**TASK:**
How many of the lines in the material below contain the word "world"? Give the number alone.

**INPUT RECORDS:**

----

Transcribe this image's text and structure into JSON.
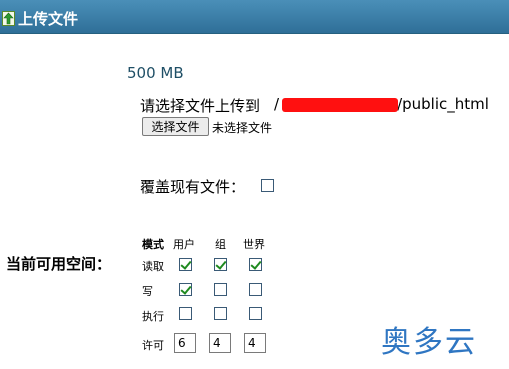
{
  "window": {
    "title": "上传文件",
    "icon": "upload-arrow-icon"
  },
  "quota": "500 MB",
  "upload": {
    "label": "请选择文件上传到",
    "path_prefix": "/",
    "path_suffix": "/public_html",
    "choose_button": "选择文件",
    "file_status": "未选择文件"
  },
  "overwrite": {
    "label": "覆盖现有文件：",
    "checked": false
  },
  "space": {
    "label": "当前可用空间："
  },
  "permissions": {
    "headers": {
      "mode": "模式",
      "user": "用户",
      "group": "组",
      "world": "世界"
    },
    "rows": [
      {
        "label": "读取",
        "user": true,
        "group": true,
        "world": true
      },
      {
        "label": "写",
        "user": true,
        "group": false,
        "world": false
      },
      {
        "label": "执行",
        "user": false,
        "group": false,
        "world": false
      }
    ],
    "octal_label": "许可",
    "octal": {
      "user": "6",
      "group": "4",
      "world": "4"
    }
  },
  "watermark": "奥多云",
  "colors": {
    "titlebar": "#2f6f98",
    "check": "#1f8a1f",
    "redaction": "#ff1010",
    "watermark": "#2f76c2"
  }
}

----

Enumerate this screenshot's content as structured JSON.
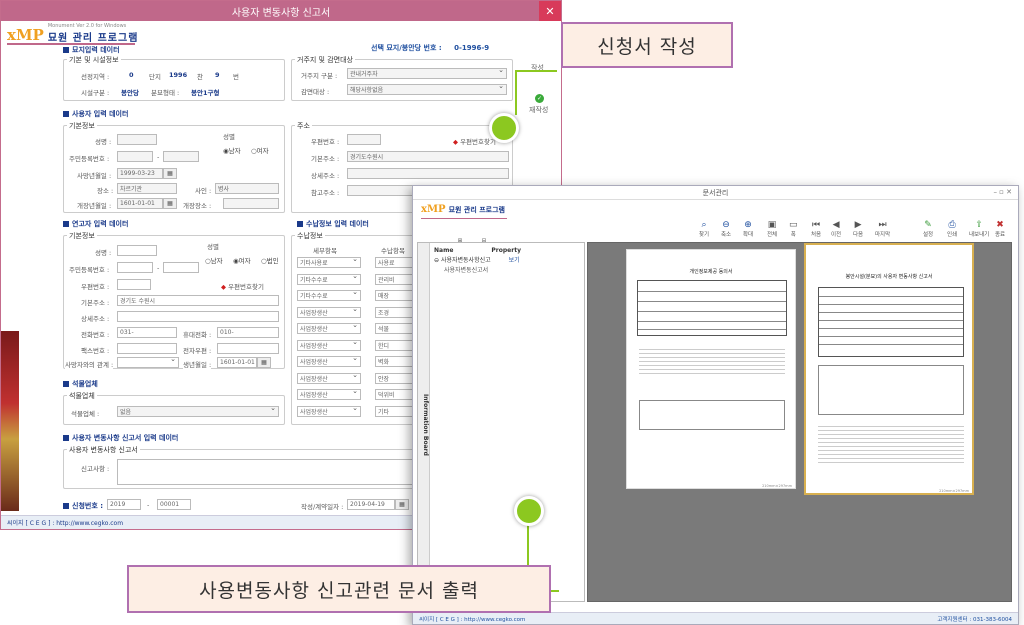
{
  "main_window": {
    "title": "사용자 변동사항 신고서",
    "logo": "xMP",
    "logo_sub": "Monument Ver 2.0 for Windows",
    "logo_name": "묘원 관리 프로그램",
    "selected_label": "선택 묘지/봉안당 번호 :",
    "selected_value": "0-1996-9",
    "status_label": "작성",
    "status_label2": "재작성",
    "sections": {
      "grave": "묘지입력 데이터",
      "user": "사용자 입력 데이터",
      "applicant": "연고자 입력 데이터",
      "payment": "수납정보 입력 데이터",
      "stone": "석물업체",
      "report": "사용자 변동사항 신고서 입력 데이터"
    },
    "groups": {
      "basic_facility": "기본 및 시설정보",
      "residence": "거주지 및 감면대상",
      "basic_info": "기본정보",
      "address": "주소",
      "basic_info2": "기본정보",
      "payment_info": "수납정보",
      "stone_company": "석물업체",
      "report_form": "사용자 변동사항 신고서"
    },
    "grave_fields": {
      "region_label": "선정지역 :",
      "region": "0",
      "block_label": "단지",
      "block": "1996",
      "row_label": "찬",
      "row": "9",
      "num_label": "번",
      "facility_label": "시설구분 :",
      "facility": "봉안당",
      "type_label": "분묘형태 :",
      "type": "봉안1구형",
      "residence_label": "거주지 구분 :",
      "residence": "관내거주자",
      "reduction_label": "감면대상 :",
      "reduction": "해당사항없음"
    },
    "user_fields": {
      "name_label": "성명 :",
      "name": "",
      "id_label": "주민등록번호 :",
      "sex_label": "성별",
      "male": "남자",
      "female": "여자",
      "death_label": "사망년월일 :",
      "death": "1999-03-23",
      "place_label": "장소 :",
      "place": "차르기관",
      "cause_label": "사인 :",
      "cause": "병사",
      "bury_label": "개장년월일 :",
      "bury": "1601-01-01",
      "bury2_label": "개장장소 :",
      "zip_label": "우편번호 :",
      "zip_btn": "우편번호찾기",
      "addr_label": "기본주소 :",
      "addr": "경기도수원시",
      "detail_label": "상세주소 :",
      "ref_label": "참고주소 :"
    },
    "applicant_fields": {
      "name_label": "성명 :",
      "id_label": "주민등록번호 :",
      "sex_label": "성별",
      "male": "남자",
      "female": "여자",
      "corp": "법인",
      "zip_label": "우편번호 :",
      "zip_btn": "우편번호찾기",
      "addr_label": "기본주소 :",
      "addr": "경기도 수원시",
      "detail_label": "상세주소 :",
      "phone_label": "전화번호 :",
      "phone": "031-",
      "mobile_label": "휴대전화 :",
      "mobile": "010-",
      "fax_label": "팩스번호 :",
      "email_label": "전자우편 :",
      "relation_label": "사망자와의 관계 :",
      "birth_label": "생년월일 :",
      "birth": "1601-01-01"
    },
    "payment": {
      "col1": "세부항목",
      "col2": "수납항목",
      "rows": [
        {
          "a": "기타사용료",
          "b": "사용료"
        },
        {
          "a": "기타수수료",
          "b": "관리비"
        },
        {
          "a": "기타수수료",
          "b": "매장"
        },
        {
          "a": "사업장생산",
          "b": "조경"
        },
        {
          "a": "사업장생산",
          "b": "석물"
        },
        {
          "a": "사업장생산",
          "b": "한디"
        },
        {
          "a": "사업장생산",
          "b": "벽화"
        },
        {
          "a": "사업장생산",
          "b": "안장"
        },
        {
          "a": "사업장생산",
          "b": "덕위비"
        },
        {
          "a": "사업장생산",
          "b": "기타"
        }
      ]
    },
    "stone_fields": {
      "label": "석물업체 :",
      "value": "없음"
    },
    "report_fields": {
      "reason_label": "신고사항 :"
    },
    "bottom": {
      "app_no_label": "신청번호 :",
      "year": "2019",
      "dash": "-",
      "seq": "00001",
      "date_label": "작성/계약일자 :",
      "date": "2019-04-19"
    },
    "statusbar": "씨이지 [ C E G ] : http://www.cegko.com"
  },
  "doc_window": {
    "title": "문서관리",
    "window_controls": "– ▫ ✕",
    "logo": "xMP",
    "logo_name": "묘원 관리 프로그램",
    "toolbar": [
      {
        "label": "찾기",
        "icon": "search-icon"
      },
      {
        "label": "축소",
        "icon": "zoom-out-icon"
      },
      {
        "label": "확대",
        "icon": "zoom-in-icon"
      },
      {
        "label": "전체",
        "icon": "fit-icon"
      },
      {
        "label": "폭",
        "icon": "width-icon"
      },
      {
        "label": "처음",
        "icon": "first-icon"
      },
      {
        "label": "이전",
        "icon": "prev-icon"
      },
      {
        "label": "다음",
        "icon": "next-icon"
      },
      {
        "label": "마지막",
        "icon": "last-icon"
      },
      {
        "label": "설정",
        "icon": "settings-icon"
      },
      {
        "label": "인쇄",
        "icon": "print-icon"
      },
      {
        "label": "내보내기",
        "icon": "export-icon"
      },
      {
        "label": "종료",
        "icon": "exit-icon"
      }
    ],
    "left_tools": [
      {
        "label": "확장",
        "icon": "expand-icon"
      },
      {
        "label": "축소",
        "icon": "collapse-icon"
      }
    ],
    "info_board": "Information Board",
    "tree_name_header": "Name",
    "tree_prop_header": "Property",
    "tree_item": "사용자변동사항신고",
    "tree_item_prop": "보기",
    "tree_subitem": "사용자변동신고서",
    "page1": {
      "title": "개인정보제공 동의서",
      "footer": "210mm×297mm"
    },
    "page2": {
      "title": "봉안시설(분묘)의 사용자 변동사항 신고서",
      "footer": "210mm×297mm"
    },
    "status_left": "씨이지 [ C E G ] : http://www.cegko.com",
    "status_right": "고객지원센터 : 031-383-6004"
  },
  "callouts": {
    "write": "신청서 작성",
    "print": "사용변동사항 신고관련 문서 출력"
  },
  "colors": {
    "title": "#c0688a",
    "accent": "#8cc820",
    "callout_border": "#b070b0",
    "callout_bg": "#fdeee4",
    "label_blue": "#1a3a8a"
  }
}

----

**OUTPUT FOR THIS TASK:**
5